Solar electricity to reach cost parity with coal-based power by 2010
By 2010, leading solar electricity providers in Spain will be able to produce solar electricity for as low as 10 cents per kilowatt-hour (kWh) – equivalent to the delivered cost of electricity from a new coal power plant, according to Boston, Mass.-based photovoltaic consulting firm Photon Consulting.
These economics could quickly result in a very large market opportunity for solar energy, the firm believes, but the photovoltaic (PV) industry is not likely to pass on decreasing production costs to its customers, instead choosing to expand their earnings in the coming years.
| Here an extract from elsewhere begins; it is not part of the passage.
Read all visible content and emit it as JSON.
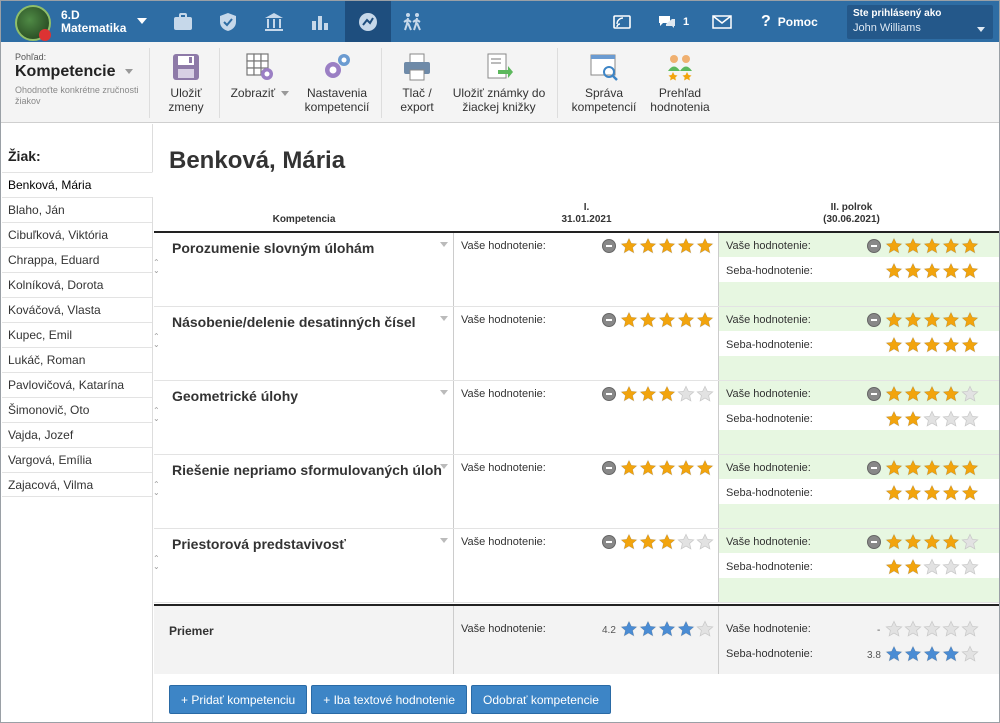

In 2006, the production of solar electricity from a typical 4 kilowatt (kW) rooftop system in Germany cost 30 cents per kWh, in Spain it was 19 cents, and in California it was 22 cents. By 2010, Photon Consulting estimates that solar electricity will be produced for 18 cents in Southern Germany, 12 cents per (kWh) in Spain, and 13 cents in California.
Typical production costs including system installation were approximately $3,600 per kW last year, with particularly efficient companies producing for costs of less than $3,000 per kW. By 2010, this price is expected to plummet to $2,500.
The firm noted that it based its work on PV companies that integrate the entire value added chain, specifically, those that can manage the production of silicon, cells, and modules all the way to the operation of PV power plants. In a recent study, the firm names 13 examples of companies that are developing in this direction, among them U.S.-based Sunpower Corp., German-based Solarworld AG, and Suntech Power Co. Ltd., located in China.
Until now, solar electricity has had the reputation of being a very expensive energy source – but this view only takes into account prices for systems and the very high subsidies they receive. For instance, in 2007, the price of solar electricity in Germany is roughly 50 cents per kWh, compared to residential grid-based electricity prices of less than 20 cents per kWh, the firm continued.
Solar is only economic for installation on rooftops because of the feed-in tariffs for solar electricity of 60 cents per kWh.
However, when it comes to competitiveness, Photon Consulting believes that the decisive factor isn’t the system’s market price, or the feed-in tariffs, but rather the production and installation costs.
When looking at the cost side of the equation, by 2010 solar electricity will cost less than the residential electricity price for 50 percent of all residential consumers in the OECD – that would be an addressable market of at least 1,500 gigawatts (GW), the firm pointed out.
For homeowners interested in purchasing their own PV systems, the reduction of production costs won’t automatically translate into consumer benefits.
Michael Rogol, analyst with Photon Consulting said in a statement, “Prices for solar electricity in 2004 have become disconnected from costs. Because the demand is much greater than the supply, a reduction in cost will not automatically trickle down to the consumer.”
“This scenario will likely continue for several years, with solar prices remaining strong due to very large demand,” he continued.
Case in point: a market survey conducted at the start of this year by trade magazine Photon showed that prices for PV systems in Germany are just as high today as they were in 2004. Prices have dropped in Germany in recent months, but in general, prices did not decrease between 2004 and 2007.
Further, in 2006, the firm said, manufacturers produced 2,536 megawatts (MW) of solar cells worldwide. 36 percent of those cells came from Japanese manufacturers, 20 percent from German companies, and 15 percent from Chinese producers.
In an initial survey, Photon found that around 1,150 MW, or almost half of all PV systems installed worldwide in 2006, were installed on German roofs and undeveloped areas.
Finally, the firm noted that by the end of 2006, PV systems with nearly 6,000 MW of power have been installed worldwide. Of those systems, about half, i.e. around 3,000 MW, are located in Germany, and contributed approximately 0.4 percent of German electricity production.
Since the majority of PV systems in Germany are installed in Bavaria, solar electricity production equaled 1 percent of total electricity demand in this state, the firm concluded.